═════ STORED DATA

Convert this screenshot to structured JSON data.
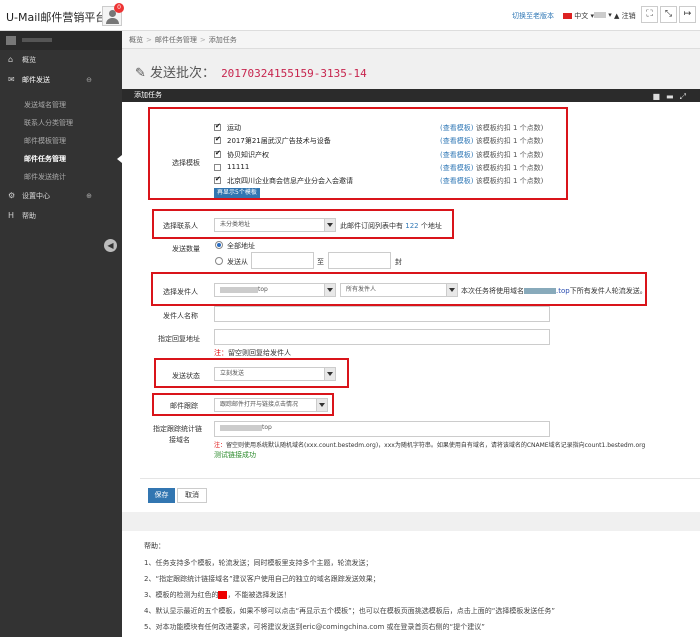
{
  "app": {
    "title": "U-Mail邮件营销平台",
    "badge": "0"
  },
  "topbar": {
    "switch_link": "切换至老版本",
    "language": "中文",
    "user_menu": "▾",
    "logout": "注销",
    "logout_prefix": "▲ "
  },
  "sidebar": {
    "items": [
      {
        "icon": "⌂",
        "label": "概览"
      },
      {
        "icon": "✉",
        "label": "邮件发送",
        "expand": "⊖"
      }
    ],
    "sub_items": [
      "发送域名管理",
      "联系人分类管理",
      "邮件模板管理",
      "邮件任务管理",
      "邮件发送统计"
    ],
    "bottom_items": [
      {
        "icon": "⚙",
        "label": "设置中心",
        "expand": "⊕"
      },
      {
        "icon": "H",
        "label": "帮助"
      }
    ]
  },
  "breadcrumb": [
    "概览",
    "邮件任务管理",
    "添加任务"
  ],
  "page": {
    "title": "发送批次：",
    "batch_id": "20170324155159-3135-14"
  },
  "panel": {
    "title": "添加任务"
  },
  "form": {
    "template_label": "选择模板",
    "templates": [
      {
        "name": "运动",
        "checked": true,
        "count": "1"
      },
      {
        "name": "2017第21届武汉广告技术与设备",
        "checked": true,
        "count": "1"
      },
      {
        "name": "协贝知识产权",
        "checked": true,
        "count": "1"
      },
      {
        "name": "11111",
        "checked": false,
        "count": "1"
      },
      {
        "name": "北京四川企业商会信息产业分会入会邀请",
        "checked": true,
        "count": "1"
      }
    ],
    "tpl_view": "(查看模板)",
    "tpl_meta_prefix": "该模板约扣",
    "tpl_meta_suffix": "个点数)",
    "show5_btn": "再显示5个模板",
    "contact_label": "选择联系人",
    "contact_select": "未分类地址",
    "contact_note_prefix": "此邮件订阅列表中有",
    "contact_count": "122",
    "contact_note_suffix": "个地址",
    "send_count_label": "发送数量",
    "opt_all": "全部地址",
    "opt_range": "发送从",
    "range_to": "至",
    "range_unit": "封",
    "sender_label": "选择发件人",
    "sender_domain_suffix": "top",
    "sender_select": "所有发件人",
    "sender_note_prefix": "本次任务将使用域名",
    "sender_note_domain": ".top",
    "sender_note_suffix": "下所有发件人轮流发送。",
    "sender_name_label": "发件人名称",
    "reply_label": "指定回复地址",
    "reply_note_prefix": "注：",
    "reply_note": "留空则回复给发件人",
    "status_label": "发送状态",
    "status_select": "立刻发送",
    "track_label": "邮件跟踪",
    "track_select": "跟踪邮件打开与链接点击情况",
    "trackdomain_label_1": "指定跟踪统计链",
    "trackdomain_label_2": "接域名",
    "trackdomain_value": "top",
    "trackdomain_note_prefix": "注：",
    "trackdomain_note": "留空则使用系统默认随机域名(xxx.count.bestedm.org)，xxx为随机字符串。如果使用自有域名，请将该域名的CNAME域名记录指向count1.bestedm.org",
    "test_link": "测试链接成功",
    "save": "保存",
    "cancel": "取消"
  },
  "help": {
    "title": "帮助：",
    "lines": [
      "1、任务支持多个模板，轮流发送；同时模板里支持多个主题，轮流发送；",
      "2、“指定跟踪统计链接域名”建议客户使用自己的独立的域名跟踪发送效果；",
      "3、模板的检测为红色的",
      "，不能被选择发送！",
      "4、默认显示最近的五个模板，如果不够可以点击“再显示五个模板”；也可以在模板页面挑选模板后，点击上面的“选择模板发送任务”",
      "5、对本功能模块有任何改进要求，可将建议发送到eric@comingchina.com 或在登录首页右侧的“提个建议”"
    ]
  },
  "colors": {
    "accent": "#3276b1",
    "danger": "#d9141a",
    "batch": "#c7254e",
    "sidebar": "#333333"
  }
}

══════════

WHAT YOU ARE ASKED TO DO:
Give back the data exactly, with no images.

TASK ANSWER:
Convert this screenshot to structured JSON data.
{
  "app": {
    "title": "U-Mail邮件营销平台",
    "badge": "0"
  },
  "topbar": {
    "switch_link": "切换至老版本",
    "language": "中文",
    "user_menu": "▾",
    "logout": "注销",
    "logout_prefix": "▲ "
  },
  "sidebar": {
    "items": [
      {
        "icon": "⌂",
        "label": "概览"
      },
      {
        "icon": "✉",
        "label": "邮件发送",
        "expand": "⊖"
      }
    ],
    "sub_items": [
      "发送域名管理",
      "联系人分类管理",
      "邮件模板管理",
      "邮件任务管理",
      "邮件发送统计"
    ],
    "bottom_items": [
      {
        "icon": "⚙",
        "label": "设置中心",
        "expand": "⊕"
      },
      {
        "icon": "H",
        "label": "帮助"
      }
    ]
  },
  "breadcrumb": [
    "概览",
    "邮件任务管理",
    "添加任务"
  ],
  "page": {
    "title": "发送批次：",
    "batch_id": "20170324155159-3135-14"
  },
  "panel": {
    "title": "添加任务"
  },
  "form": {
    "template_label": "选择模板",
    "templates": [
      {
        "name": "运动",
        "checked": true,
        "count": "1"
      },
      {
        "name": "2017第21届武汉广告技术与设备",
        "checked": true,
        "count": "1"
      },
      {
        "name": "协贝知识产权",
        "checked": true,
        "count": "1"
      },
      {
        "name": "11111",
        "checked": false,
        "count": "1"
      },
      {
        "name": "北京四川企业商会信息产业分会入会邀请",
        "checked": true,
        "count": "1"
      }
    ],
    "tpl_view": "(查看模板)",
    "tpl_meta_prefix": "该模板约扣",
    "tpl_meta_suffix": "个点数)",
    "show5_btn": "再显示5个模板",
    "contact_label": "选择联系人",
    "contact_select": "未分类地址",
    "contact_note_prefix": "此邮件订阅列表中有",
    "contact_count": "122",
    "contact_note_suffix": "个地址",
    "send_count_label": "发送数量",
    "opt_all": "全部地址",
    "opt_range": "发送从",
    "range_to": "至",
    "range_unit": "封",
    "sender_label": "选择发件人",
    "sender_domain_suffix": "top",
    "sender_select": "所有发件人",
    "sender_note_prefix": "本次任务将使用域名",
    "sender_note_domain": ".top",
    "sender_note_suffix": "下所有发件人轮流发送。",
    "sender_name_label": "发件人名称",
    "reply_label": "指定回复地址",
    "reply_note_prefix": "注：",
    "reply_note": "留空则回复给发件人",
    "status_label": "发送状态",
    "status_select": "立刻发送",
    "track_label": "邮件跟踪",
    "track_select": "跟踪邮件打开与链接点击情况",
    "trackdomain_label_1": "指定跟踪统计链",
    "trackdomain_label_2": "接域名",
    "trackdomain_value": "top",
    "trackdomain_note_prefix": "注：",
    "trackdomain_note": "留空则使用系统默认随机域名(xxx.count.bestedm.org)，xxx为随机字符串。如果使用自有域名，请将该域名的CNAME域名记录指向count1.bestedm.org",
    "test_link": "测试链接成功",
    "save": "保存",
    "cancel": "取消"
  },
  "help": {
    "title": "帮助：",
    "lines": [
      "1、任务支持多个模板，轮流发送；同时模板里支持多个主题，轮流发送；",
      "2、“指定跟踪统计链接域名”建议客户使用自己的独立的域名跟踪发送效果；",
      "3、模板的检测为红色的",
      "，不能被选择发送！",
      "4、默认显示最近的五个模板，如果不够可以点击“再显示五个模板”；也可以在模板页面挑选模板后，点击上面的“选择模板发送任务”",
      "5、对本功能模块有任何改进要求，可将建议发送到eric@comingchina.com 或在登录首页右侧的“提个建议”"
    ]
  },
  "colors": {
    "accent": "#3276b1",
    "danger": "#d9141a",
    "batch": "#c7254e",
    "sidebar": "#333333"
  }
}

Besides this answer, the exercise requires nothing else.